No. 54: Biased preferences for wealth taxation: The case of misperceived tax burden consequences


The individual capacity to form personal preferences constitutes anessential element of thedemocratic process. At the same time, policies with far-reachingconsequences often requireprofound expertise. Taxation is such an example. Due to its complex character, boundedrationality might induce biases causing other outcomes than intended.This paper quantifiesshifts in stated preferences for wealth taxation caused by misperceived burden consequencesof commonly politically discussed tax parameters: tax allowances and taxrates. For this, weconducted a randomized survey experiment with over 1,200 respondents in Germany. In a 2 by2 design, our respondents were randomly selected to indicate both their preferred tax allowanceand tax rate for either a yearly or a one-time wealth tax. Our treatment group was providedwith easy-to-understand information on the resulting effective lifetime tax burden for the re-spective instrument. We find the preferred effective tax rate todrop by almost 15 percentagepoints for a yearly wealth tax if our participants are fully informed, whereas we do not findthis effect for the one-time wealth tax. In terms ofinformedpreferences our respondents preferthe yearly wealth tax over a one time wealth tax if misperceptions are resolved: the preferredeffective tax burden of a yearly wealth tax is about 25 percentage points higher (40.0% vs.15.2%). While not being able to fully explain the source of this difference, we argue that boththe total burden as well as the reasonability of single payments might befactors that formpreferences for tax parameters.

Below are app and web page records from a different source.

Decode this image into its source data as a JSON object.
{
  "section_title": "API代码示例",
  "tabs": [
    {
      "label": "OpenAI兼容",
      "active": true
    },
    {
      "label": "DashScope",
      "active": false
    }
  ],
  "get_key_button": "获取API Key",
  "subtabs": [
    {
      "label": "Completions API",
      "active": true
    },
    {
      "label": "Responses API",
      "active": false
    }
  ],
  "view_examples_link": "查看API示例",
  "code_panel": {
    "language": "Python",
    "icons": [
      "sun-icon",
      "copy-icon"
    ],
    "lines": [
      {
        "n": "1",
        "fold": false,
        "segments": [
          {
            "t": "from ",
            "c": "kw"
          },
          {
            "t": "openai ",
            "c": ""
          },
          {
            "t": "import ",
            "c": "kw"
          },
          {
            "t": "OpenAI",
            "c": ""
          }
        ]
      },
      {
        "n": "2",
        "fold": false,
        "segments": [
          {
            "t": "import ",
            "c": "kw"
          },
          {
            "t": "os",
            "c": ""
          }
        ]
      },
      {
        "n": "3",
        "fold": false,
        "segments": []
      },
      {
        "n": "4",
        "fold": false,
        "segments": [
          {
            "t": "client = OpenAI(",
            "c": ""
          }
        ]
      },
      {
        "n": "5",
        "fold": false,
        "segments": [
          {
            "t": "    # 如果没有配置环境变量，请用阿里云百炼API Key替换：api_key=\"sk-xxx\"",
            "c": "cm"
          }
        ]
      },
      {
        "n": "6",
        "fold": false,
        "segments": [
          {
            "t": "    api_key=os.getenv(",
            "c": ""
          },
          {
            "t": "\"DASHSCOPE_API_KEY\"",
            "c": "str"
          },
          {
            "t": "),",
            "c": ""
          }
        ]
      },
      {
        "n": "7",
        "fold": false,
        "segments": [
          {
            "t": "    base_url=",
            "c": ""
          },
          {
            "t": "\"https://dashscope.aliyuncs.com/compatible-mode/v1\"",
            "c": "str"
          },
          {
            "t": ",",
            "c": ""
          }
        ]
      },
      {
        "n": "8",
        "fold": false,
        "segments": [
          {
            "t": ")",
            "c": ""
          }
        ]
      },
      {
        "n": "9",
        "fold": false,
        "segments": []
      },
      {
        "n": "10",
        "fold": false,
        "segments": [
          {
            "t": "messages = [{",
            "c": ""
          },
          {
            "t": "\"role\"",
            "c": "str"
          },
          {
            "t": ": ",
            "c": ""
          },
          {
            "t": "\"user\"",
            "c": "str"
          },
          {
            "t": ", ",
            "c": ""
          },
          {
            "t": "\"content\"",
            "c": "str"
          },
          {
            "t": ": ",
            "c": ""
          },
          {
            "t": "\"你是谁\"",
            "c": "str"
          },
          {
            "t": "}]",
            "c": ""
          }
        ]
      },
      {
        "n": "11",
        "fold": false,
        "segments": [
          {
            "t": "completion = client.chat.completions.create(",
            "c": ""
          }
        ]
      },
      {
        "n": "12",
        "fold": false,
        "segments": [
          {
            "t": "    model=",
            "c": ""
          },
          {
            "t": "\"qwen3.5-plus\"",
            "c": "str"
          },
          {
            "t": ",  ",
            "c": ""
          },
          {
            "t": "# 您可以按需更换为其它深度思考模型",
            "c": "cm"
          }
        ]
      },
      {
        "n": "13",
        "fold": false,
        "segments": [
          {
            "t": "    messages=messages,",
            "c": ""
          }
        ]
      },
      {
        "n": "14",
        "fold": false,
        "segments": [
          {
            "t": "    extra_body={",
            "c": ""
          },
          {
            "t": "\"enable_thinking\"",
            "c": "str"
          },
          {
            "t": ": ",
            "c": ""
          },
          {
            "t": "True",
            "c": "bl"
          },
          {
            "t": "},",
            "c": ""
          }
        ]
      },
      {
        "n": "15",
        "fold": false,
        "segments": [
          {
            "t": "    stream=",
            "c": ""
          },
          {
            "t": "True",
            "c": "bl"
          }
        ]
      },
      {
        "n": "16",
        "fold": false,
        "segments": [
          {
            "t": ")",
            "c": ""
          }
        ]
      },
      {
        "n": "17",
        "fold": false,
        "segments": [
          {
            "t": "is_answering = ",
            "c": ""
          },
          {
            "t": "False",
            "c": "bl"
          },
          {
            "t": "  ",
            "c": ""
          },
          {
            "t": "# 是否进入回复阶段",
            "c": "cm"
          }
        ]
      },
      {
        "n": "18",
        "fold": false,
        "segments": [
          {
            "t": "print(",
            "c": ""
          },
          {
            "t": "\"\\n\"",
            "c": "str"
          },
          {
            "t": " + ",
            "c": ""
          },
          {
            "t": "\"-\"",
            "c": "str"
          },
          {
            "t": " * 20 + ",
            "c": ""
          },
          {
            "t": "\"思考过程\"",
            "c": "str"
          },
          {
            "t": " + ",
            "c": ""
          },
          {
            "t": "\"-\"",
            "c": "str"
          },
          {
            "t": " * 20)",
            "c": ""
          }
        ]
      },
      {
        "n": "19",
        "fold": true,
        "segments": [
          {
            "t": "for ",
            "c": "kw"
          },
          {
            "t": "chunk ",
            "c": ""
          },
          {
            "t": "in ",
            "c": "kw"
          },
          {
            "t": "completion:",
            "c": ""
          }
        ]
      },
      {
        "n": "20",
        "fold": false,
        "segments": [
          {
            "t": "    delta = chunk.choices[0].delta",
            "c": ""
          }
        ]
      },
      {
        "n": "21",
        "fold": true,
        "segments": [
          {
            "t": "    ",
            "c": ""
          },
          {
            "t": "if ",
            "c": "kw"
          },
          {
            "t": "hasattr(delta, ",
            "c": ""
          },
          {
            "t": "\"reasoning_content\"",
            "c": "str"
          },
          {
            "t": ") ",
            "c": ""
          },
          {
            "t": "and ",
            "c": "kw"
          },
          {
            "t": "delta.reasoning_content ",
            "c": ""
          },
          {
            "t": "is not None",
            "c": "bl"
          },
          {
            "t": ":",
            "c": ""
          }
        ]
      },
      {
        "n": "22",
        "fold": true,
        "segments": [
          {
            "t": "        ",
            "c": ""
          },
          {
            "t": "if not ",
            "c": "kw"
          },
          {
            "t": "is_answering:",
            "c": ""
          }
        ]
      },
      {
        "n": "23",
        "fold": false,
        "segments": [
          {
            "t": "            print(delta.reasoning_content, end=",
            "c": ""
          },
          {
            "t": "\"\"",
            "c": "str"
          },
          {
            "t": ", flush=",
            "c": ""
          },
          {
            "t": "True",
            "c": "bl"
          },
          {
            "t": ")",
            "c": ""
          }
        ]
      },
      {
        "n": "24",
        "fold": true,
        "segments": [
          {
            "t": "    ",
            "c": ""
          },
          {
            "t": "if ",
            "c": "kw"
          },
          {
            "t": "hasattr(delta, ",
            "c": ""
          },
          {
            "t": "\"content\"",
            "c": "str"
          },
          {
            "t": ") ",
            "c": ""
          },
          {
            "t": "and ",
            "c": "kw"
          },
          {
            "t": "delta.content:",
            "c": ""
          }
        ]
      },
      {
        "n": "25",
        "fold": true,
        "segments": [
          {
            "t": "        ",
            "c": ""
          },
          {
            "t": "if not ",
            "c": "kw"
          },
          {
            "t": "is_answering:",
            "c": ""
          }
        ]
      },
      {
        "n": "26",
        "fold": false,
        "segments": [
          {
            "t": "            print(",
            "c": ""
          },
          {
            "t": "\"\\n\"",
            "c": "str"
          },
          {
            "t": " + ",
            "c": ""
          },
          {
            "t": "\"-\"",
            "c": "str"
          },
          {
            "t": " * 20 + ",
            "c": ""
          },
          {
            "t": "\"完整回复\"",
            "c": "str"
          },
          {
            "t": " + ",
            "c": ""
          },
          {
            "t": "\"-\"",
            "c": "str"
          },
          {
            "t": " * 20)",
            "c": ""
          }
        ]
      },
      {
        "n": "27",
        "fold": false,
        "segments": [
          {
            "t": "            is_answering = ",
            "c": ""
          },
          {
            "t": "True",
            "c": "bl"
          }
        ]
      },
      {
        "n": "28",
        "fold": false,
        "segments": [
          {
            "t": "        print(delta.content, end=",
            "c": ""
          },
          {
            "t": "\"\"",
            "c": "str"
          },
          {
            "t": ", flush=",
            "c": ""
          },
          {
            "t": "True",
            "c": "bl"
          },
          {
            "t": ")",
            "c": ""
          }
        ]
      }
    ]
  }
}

Participating Institutions

TRR 266‘s main locations are Paderborn University (Coordinating University), HU Berlin, and University of Mannheim. All three locations have been centers for accounting and tax research for many years. They are joined by researchers from LMU Munich, Frankfurt School of Finance and Management, WHU – Otto Beisheim School of Management, ESMT Berlin, Goethe University Frankfurt and Carl von Ossietzky University Oldenburg who share the same research agenda.